The 7.5 cm Gebirgsgeschütz 36 (7.5 cm GebG 36) was a 7.5 cm (3.0 in) German mountain gun used during World War II. At least 1,193 were built between 1938 and 1945. It was the standard light gun of the German mountain divisions, both Army and Waffen-SS, during World War II.

7.5 cm Gebirgsgeschutz 36
Class Vehicle
Type Towed Artillery
Manufacturer Rheinmetall
Production Period 1938 - 1945
Origin Germany
Country Name Origin Year
Germany 1938
Country Name Operational Year Retirement Year
Germany 1938 1945 View
ManufacturerName Production From Production To Quantity
Rheinmetall 1938 1945 1193 View

The 7.5 cm GebG 36 was designed by Rheinmetall to meet an Army requirement for a 7.5 cm howitzer to serve in the mountain divisions (Gebirgs Divisionen) and replace the World War I-era mountain guns still in service like the Austro-Hungarian 7.5 cm Gebirgskanone 15. Production began in 1938 although exactly how many were produced that year is unknown. Some 1,193 were built between 1939–45.

The design of the 7.5 cm GebG 36 was relatively conventional in regard to the gun itself, with its standard German horizontal sliding breech block and muzzle brake. To maximize its ability to fire at high-angles, it was given rear trunnions to lengthen the distance between the breech and the ground although springs became necessary to balance the muzzle preponderance. Furthermore, it used the a variable recoil system that shortened the recoil as the elevation increased. The breech was uncommonly massive as it incorporated a transport joint to allow it to be separated from the barrel.

The spades at the end of the split trail legs were removable. Generally it used light-alloy disc wheels with rubber rims, but early guns had wooden-spoked wheels. No shield was fitted to save weight. It could be towed in one load or broken down into eight pack-loads to be carried by mule or horse. It weighed 750 kg (1,650 lb).

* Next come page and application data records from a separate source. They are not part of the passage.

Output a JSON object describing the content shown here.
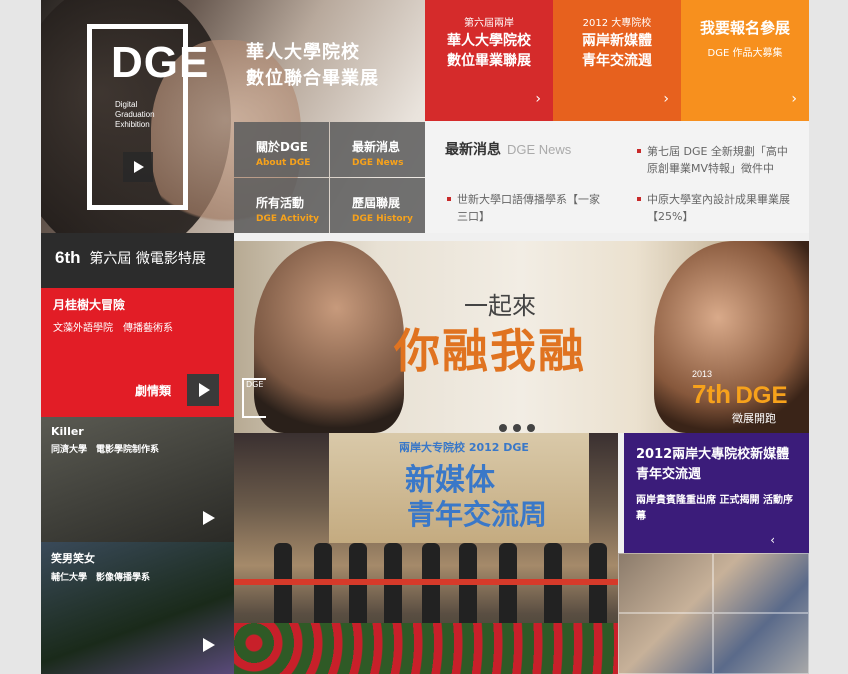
{
  "hero": {
    "logo": "DGE",
    "logo_sub1": "Digital",
    "logo_sub2": "Graduation",
    "logo_sub3": "Exhibition",
    "title_line1": "華人大學院校",
    "title_line2": "數位聯合畢業展"
  },
  "nav": [
    {
      "zh": "關於DGE",
      "en": "About DGE"
    },
    {
      "zh": "最新消息",
      "en": "DGE News"
    },
    {
      "zh": "所有活動",
      "en": "DGE Activity"
    },
    {
      "zh": "歷屆聯展",
      "en": "DGE History"
    }
  ],
  "tiles": [
    {
      "line1": "第六屆兩岸",
      "line2": "華人大學院校",
      "line3": "數位畢業聯展",
      "color": "#d52b2b"
    },
    {
      "line1": "2012 大專院校",
      "line2": "兩岸新媒體",
      "line3": "青年交流週",
      "color": "#e7611e"
    },
    {
      "line1": "我要報名參展",
      "line2": "DGE 作品大募集",
      "color": "#f7901e"
    }
  ],
  "news": {
    "heading": "最新消息",
    "heading_en": "DGE News",
    "items": [
      {
        "text": "第七屆 DGE 全新規劃「高中原創畢業MV特報」徵件中"
      },
      {
        "text": "世新大學口語傳播學系【一家三口】"
      },
      {
        "text": "中原大學室內設計成果畢業展【25%】"
      }
    ]
  },
  "film_section": {
    "num": "6th",
    "title": "第六屆 微電影特展"
  },
  "films": [
    {
      "title": "月桂樹大冒險",
      "school": "文藻外語學院　傳播藝術系",
      "genre": "劇情類"
    },
    {
      "title": "Killer",
      "school": "同濟大學　電影學院制作系"
    },
    {
      "title": "笑男笑女",
      "school": "輔仁大學　影像傳播學系"
    }
  ],
  "banner": {
    "line1": "一起來",
    "line2": "你融我融",
    "year": "2013",
    "edition": "7th",
    "dge": "DGE",
    "open": "徵展開跑",
    "mini": "DGE"
  },
  "event": {
    "screen_top": "兩岸大专院校 2012 DGE",
    "screen_l1": "新媒体",
    "screen_l2": "青年交流周"
  },
  "info": {
    "title": "2012兩岸大專院校新媒體青年交流週",
    "desc": "兩岸貴賓隆重出席 正式揭開 活動序幕",
    "arrow": "‹"
  }
}
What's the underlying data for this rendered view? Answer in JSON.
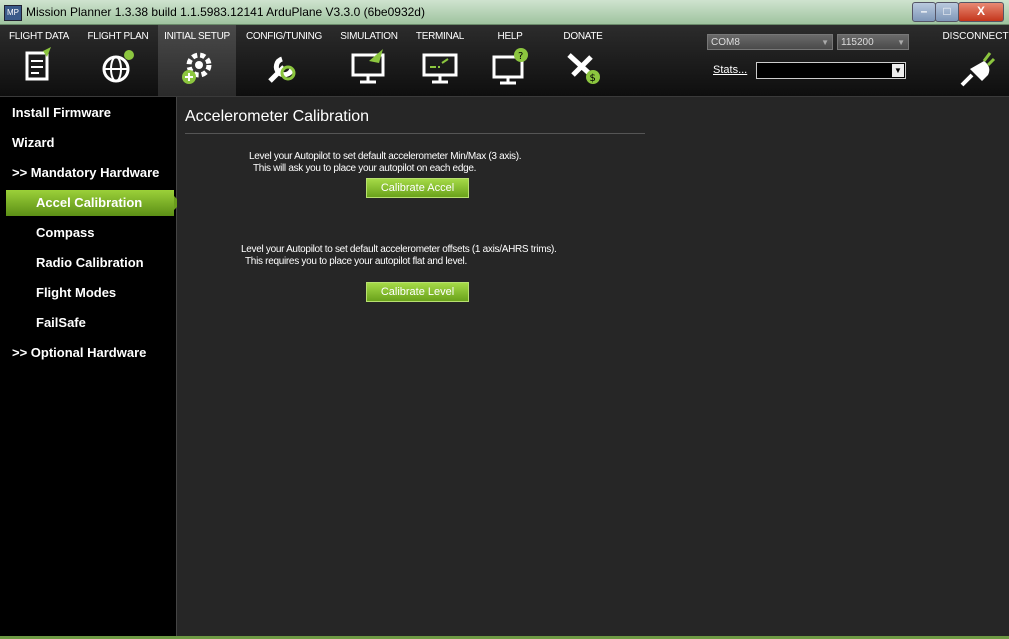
{
  "window": {
    "title": "Mission Planner 1.3.38 build 1.1.5983.12141 ArduPlane V3.3.0 (6be0932d)",
    "min_glyph": "–",
    "max_glyph": "□",
    "close_glyph": "X"
  },
  "menu": {
    "items": [
      {
        "label": "FLIGHT DATA",
        "icon": "flight-data-icon"
      },
      {
        "label": "FLIGHT PLAN",
        "icon": "flight-plan-icon"
      },
      {
        "label": "INITIAL SETUP",
        "icon": "initial-setup-icon"
      },
      {
        "label": "CONFIG/TUNING",
        "icon": "config-tuning-icon"
      },
      {
        "label": "SIMULATION",
        "icon": "simulation-icon"
      },
      {
        "label": "TERMINAL",
        "icon": "terminal-icon"
      },
      {
        "label": "HELP",
        "icon": "help-icon"
      },
      {
        "label": "DONATE",
        "icon": "donate-icon"
      }
    ],
    "active_index": 2
  },
  "connection": {
    "port": "COM8",
    "baud": "115200",
    "stats_label": "Stats...",
    "disconnect_label": "DISCONNECT"
  },
  "sidebar": {
    "items": [
      {
        "label": "Install Firmware"
      },
      {
        "label": "Wizard"
      },
      {
        "label": ">> Mandatory Hardware"
      },
      {
        "label": "Accel Calibration"
      },
      {
        "label": "Compass"
      },
      {
        "label": "Radio Calibration"
      },
      {
        "label": "Flight Modes"
      },
      {
        "label": "FailSafe"
      },
      {
        "label": ">> Optional Hardware"
      }
    ],
    "active_index": 3
  },
  "main": {
    "title": "Accelerometer Calibration",
    "accel_text_1": "Level your Autopilot to set default accelerometer Min/Max (3 axis).",
    "accel_text_2": "This will ask you to place your autopilot on each edge.",
    "accel_button": "Calibrate Accel",
    "level_text_1": "Level your Autopilot to set default accelerometer offsets (1 axis/AHRS trims).",
    "level_text_2": "This requires you to place your autopilot flat and level.",
    "level_button": "Calibrate Level"
  },
  "colors": {
    "accent_green": "#8cc63f",
    "background": "#262626",
    "sidebar_bg": "#000000"
  }
}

Because of its lightness the 7.5 cm GebG 36 would jump when fired at low angles as the recoil forces would force the gun's trail spades to act as a fulcrum and lever the wheels upwards. In fact Charge 5, the largest propellant increment, was forbidden to be fired at angles under 15° because the gun would jump excessively. Firing at higher angles was perfectly safe as the ground absorbed any residual recoil forces not absorbed by the recoil system.

Type Mountain gun
Place of origin Nazi Germany
Service history
In service 1938-45
Used by Nazi Germany
Wars Second World War
Production history
Designer Rheinmetall
Designed 1935–38
Manufacturer Rheinmetall
Produced 1938–45
Number built 1,193+
Weight 750 kg (1,650 lb)
Length 1.45 m (4 ft 9 in) (overall length)
Crew Five
Shell 75×130 mm. R (separate-loading, cased charge)
Shell weight 5.75 kg (12.7 lb)
Caliber 75 millimetres (3.0 in)
Breech horizontal sliding block
Carriage split trail
Elevation -2° to +70°
Traverse 40°
Rate of fire 6-8 rpm
Muzzle velocity 475 m/s (1,560 ft/s)
Maximum firing range 9,250 m (10,120 yd)

End notes